The device is used for transferring water from a low-lying body of water to irrigation ditches without having to manage water flows, council heard.

Bouk said what sets the ancient method apart from other hydroelectric systems is its small ecological footprint and minimal environmental impact.

Under the agreement, Norfolk County will have joint equity ownership of the project. The county will pay $24,085.40 in development costs in exchange for a 15 per cent economic interest in the project.

This means minimal risk for the county and a quicker payback on the initial investment when compared to taking full ownership, said public works general manager Eric D’Hondt.

GreenBug has already successfully commissioned the first Archimedes’ screw system in North America, on the Nanticoke Creek at Fletcher’s Horse World in Waterford. Bouk said there is potential for thousands of similar projects at sites across Canada. There is also significant interest in GreenBug’s system coming from Europe, he added.

“We want Norfolk to be our showroom, our demonstration,” Bouk said.

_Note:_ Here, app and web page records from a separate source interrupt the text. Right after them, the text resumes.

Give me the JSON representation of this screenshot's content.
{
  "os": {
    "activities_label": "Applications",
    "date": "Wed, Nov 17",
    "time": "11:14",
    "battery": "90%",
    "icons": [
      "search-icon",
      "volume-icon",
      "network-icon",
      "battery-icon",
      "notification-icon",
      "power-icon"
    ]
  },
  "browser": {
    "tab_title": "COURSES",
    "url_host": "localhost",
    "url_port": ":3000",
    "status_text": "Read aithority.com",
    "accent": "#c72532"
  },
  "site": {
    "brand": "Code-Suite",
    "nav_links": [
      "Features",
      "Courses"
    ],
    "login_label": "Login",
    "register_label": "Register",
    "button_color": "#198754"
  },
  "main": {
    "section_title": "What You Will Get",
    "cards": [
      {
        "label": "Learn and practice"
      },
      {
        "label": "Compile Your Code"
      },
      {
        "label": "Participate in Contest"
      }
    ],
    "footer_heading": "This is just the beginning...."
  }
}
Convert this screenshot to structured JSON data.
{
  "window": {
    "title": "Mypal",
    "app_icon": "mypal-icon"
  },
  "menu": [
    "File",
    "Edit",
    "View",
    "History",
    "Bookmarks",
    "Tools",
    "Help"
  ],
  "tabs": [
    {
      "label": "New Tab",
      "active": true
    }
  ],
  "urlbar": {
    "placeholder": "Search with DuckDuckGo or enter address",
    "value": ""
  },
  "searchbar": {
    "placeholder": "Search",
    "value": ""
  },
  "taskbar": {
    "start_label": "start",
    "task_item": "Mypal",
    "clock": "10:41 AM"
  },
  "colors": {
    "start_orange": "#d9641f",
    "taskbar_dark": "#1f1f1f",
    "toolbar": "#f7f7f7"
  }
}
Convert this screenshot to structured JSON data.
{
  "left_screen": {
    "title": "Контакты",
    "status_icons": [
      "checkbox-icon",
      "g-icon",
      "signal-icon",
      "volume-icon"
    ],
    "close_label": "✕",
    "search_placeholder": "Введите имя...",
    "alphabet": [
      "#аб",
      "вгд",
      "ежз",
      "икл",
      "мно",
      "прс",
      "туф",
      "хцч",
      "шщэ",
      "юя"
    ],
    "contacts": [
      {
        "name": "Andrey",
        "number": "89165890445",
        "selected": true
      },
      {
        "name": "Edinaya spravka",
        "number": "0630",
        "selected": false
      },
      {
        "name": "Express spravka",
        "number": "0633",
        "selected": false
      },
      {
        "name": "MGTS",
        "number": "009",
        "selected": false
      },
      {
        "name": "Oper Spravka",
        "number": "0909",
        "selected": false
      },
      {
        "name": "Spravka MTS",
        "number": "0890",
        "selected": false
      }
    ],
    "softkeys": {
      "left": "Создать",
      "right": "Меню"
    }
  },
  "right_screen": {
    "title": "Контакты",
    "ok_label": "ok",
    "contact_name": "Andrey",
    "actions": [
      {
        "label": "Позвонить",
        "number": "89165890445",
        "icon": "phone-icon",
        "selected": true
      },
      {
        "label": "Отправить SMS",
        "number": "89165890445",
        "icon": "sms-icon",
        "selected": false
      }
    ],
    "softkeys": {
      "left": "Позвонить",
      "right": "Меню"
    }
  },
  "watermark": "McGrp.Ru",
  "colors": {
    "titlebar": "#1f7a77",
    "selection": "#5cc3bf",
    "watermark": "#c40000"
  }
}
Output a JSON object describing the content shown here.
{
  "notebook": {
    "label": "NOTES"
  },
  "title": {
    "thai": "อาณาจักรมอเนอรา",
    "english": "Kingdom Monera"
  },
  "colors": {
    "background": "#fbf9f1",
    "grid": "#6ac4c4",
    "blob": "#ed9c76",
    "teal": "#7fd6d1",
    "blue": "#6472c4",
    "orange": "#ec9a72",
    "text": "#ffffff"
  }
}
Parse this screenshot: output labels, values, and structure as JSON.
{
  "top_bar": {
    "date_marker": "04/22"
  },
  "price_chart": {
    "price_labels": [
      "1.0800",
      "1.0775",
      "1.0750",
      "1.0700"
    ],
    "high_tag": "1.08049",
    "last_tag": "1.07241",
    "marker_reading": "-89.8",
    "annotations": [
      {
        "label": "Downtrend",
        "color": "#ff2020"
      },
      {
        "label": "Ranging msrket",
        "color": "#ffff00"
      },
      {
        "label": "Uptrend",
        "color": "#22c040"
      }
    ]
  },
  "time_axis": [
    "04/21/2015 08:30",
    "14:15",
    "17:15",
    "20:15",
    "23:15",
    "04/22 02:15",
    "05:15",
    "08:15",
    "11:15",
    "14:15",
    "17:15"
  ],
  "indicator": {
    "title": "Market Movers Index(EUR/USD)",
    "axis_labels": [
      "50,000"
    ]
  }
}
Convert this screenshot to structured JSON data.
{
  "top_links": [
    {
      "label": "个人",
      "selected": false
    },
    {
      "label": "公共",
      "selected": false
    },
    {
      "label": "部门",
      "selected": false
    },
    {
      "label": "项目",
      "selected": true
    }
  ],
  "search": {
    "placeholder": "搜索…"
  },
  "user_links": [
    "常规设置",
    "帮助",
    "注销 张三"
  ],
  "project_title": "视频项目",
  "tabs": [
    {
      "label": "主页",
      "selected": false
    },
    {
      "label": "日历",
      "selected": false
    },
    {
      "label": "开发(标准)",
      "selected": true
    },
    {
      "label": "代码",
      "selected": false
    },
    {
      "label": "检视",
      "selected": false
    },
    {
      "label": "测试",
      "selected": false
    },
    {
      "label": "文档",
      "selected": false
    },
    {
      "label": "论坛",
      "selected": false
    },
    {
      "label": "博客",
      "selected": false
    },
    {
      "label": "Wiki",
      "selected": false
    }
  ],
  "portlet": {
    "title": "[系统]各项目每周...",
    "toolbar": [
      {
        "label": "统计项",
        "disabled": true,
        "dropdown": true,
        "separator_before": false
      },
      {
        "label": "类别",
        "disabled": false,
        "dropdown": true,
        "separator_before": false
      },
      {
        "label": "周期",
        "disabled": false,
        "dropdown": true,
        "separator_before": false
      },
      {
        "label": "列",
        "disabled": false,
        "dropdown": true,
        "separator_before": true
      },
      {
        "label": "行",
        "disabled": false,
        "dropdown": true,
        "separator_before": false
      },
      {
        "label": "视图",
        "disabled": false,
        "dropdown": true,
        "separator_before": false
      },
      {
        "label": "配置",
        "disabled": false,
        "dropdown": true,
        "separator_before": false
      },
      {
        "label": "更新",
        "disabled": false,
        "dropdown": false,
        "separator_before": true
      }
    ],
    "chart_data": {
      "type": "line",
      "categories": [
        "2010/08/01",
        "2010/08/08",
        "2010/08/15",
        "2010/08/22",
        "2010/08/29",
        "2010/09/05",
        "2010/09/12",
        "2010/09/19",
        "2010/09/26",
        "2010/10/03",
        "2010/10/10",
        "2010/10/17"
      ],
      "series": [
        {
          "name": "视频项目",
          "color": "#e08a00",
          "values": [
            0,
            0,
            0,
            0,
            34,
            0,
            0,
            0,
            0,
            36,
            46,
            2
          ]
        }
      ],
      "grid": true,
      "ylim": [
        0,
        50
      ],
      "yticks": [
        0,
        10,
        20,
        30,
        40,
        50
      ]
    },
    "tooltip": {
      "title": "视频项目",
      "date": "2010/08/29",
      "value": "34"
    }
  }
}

Coun. Jim Oliver said the historical significance of the project was a motivation behind council’s unanimous decision.

“We’re potentially entering into a first in North America in terms of applying an ancient technology to a modern situation,” he said.

“This is a new field with potential for other sites in Ontario and around the world, and wouldn’t that be a great thing for Norfolk County.”

The project is still a few years from completion. The next step will be for GreenBug to apply to the province’s renewable energy program, which pays a fixed price for electricity generated by green energy projects.

The company will then start a detailed project analysis, including a class environmental assessment of the Delhi site.